The most important rituals in the Turkana society are the birth, the initiation rites, rituals and ceremonies for the wedding and the rituals related to death; all these rites take place under the supervision of the elders of the clan, both men and women, while emuron, sorcerers-diviners, play a blessing role.
All the rituals are accompanied by animal sacrifices that make happy the spirits and God, in this way they will not oppose the hallowed event.
The rites of passage, both male and female, do not include circumcision, the Turkana are among the few people who do not practice this body modification; the rite of female passage coincides with puberty, around fifteen, and this allows girls to marry.
For boys, the rite of passage to adulthood, is learning to hunt and killing an animal with a single throw of the spear, to show strength and skill; if they succeed in this endeavor, the elderly dismember the animal and smear the contents of the stomach and intestines on the young body in sign of blessing.
At that point the boy, smeared with excrements and entrails, becomes a true warrior and receives gifts that consist in a long spear with a short blade, a small rectangular shield of giraffe or buffalo skin, a headrest, a wrist knife and one or two knives and some finger rings particularly useful in hand combats.
For the Turkana ostrich feathers are a sign of maturity, they are extremely expensive, as much as a goat, and are used in the elaborate hairstyles that mark the end of the rite of passage.
For girls, the most important step is the marriage that should be between the members of the clan or the mother's clan in order to strengthen the relations and social alliances.

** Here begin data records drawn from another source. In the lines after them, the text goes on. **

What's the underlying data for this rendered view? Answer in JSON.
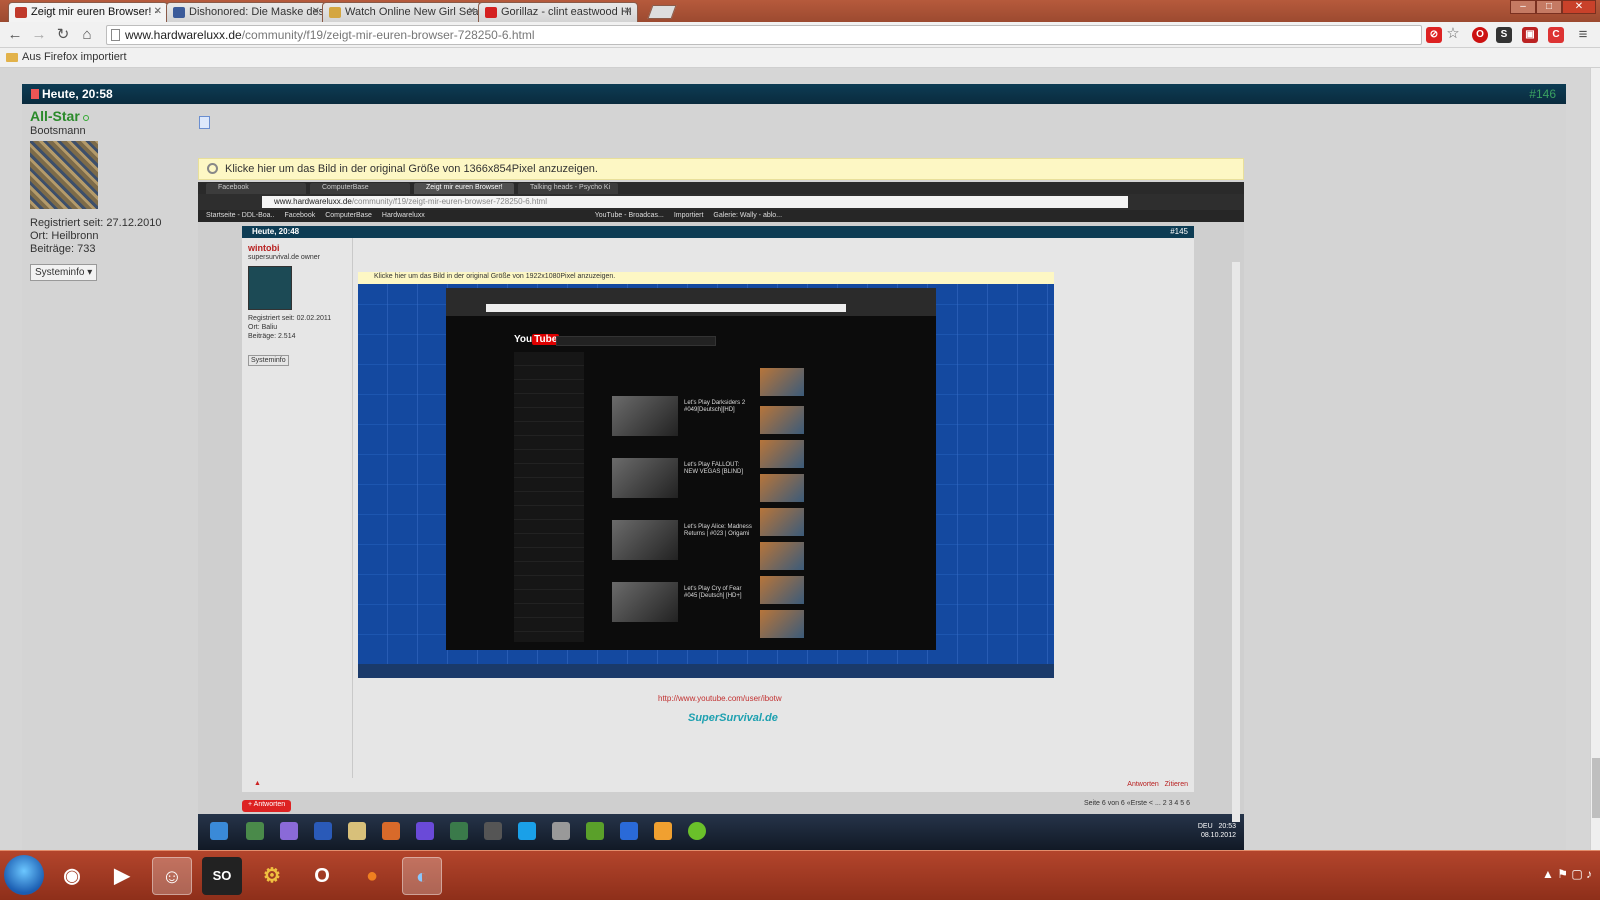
{
  "browser": {
    "tabs": [
      {
        "title": "Zeigt mir euren Browser! -",
        "active": true,
        "favicon_color": "#c0392b"
      },
      {
        "title": "Dishonored: Die Maske des",
        "active": false,
        "favicon_color": "#3b5b9a"
      },
      {
        "title": "Watch Online New Girl Sea",
        "active": false,
        "favicon_color": "#d4a640"
      },
      {
        "title": "Gorillaz - clint eastwood HI",
        "active": false,
        "favicon_color": "#d42020"
      }
    ],
    "url_domain": "www.hardwareluxx.de",
    "url_path": "/community/f19/zeigt-mir-euren-browser-728250-6.html",
    "bookmark_folder": "Aus Firefox importiert"
  },
  "post": {
    "header_time": "Heute, 20:58",
    "user": {
      "name": "All-Star",
      "rank": "Bootsmann",
      "registered": "Registriert seit: 27.12.2010",
      "location": "Ort: Heilbronn",
      "posts": "Beiträge: 733",
      "sysinfo_button": "Systeminfo"
    },
    "image_notice": "Klicke hier um das Bild in der original Größe von 1366x854Pixel anzuzeigen."
  },
  "embedded": {
    "tabs": [
      "Facebook",
      "ComputerBase",
      "Zeigt mir euren Browser!",
      "Talking heads - Psycho Ki"
    ],
    "url_domain": "www.hardwareluxx.de",
    "url_path": "/community/f19/zeigt-mir-euren-browser-728250-6.html",
    "bookmarks": [
      "Startseite - DDL-Boa..",
      "Facebook",
      "ComputerBase",
      "Hardwareluxx",
      "YouTube - Broadcas...",
      "Importiert",
      "Galerie: Wally - ablo..."
    ],
    "post_time": "Heute, 20:48",
    "post_number": "#145",
    "user": {
      "name": "wintobi",
      "title": "supersurvival.de owner",
      "registered": "Registriert seit: 02.02.2011",
      "location": "Ort: Baliu",
      "posts": "Beiträge: 2.514",
      "sysinfo_button": "Systeminfo"
    },
    "image_notice": "Klicke hier um das Bild in der original Größe von 1922x1080Pixel anzuzeigen.",
    "youtube": {
      "logo": "You",
      "logo_tube": "Tube",
      "videos": [
        "Let's Play Darksiders 2 #049[Deutsch][HD]",
        "Let's Play FALLOUT: NEW VEGAS [BLIND]",
        "Let's Play Alice: Madness Returns | #023 | Origami",
        "Let's Play Cry of Fear #045 [Deutsch] [HD+]"
      ]
    },
    "link": "http://www.youtube.com/user/ibotw",
    "logo_text": "SuperSurvival.de",
    "reply_label": "Antworten",
    "quote_label": "Zitieren",
    "answer_button": "+ Antworten",
    "pager": "Seite 6 von 6   «Erste   <   ...   2   3   4   5   6",
    "clock_time": "20:53",
    "clock_date": "08.10.2012",
    "lang": "DEU"
  },
  "taskbar": {
    "apps": [
      "start",
      "webcam-eye",
      "media-player",
      "chat-app",
      "so-app",
      "tool-app",
      "opera",
      "firefox",
      "browser-active"
    ]
  }
}
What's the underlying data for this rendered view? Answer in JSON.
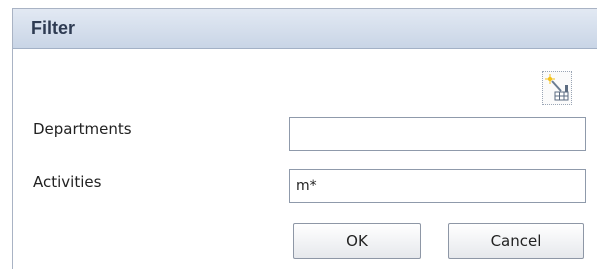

The Turkana are an ethnic group that practices polygamy a lot, in fact, they say that a man must have at least two women and consider a man with only one wife as a man with one leg.
In order to marry, a man must possess a great wealth in terms of cattle, after obtaining the consent of the girl he must also obtain the approval of the future bride's family.
Once obtained the approval of the father of the bride the definition of the "marriage contract" begins, where the price is established and, in a livestock-based society such as the Turkana, it is obviously expressed in head of cattle.
The definition takes place during numerous meetings where they negotiate and on these occasions the groom should always show up with gifts that can be tobacco, tea leaves, clothes or blankets.
Once reached an agreement on the price to be paid, usually around 50 heads of cattle and camels and 100 sheep, the ceremony starts beginning with the consensual "kidnapping" of the bride, who must cry and wriggle to demonstrate attachment to her parents, the marriage is then blessed by the elders and celebrated by sacrificing an ox.
During the wedding ceremony, the bride is free from all the countless necklaces that she has accumulated up to that point, and that usually can weigh up to 10 kg, and wears the new series brought as a gift by her husband.
Death is another important moment and it is celebrated with appropriate rituals during which the eldest son puts a piece of butter in the mouth of the dead person by saying a formula of blessing while the widow abandons colored jewelry and starts wearing only white necklaces.
In the past, the dead were often left to be devoured by hyenas and vultures, only the most important people, emuron and the diviners were buried where they lived, the hut was later abandoned or destroyed.
Now all the Turkana dead are buried in accordance with the laws of Kenya.

Life, tradition and culture of Turkana people

  • Turkana clothing and jewels
  • Turkana rituals and ceremonies
  • Turkana body care and modification 
  • Turkana religion
  • Turkana society and the importance of breeding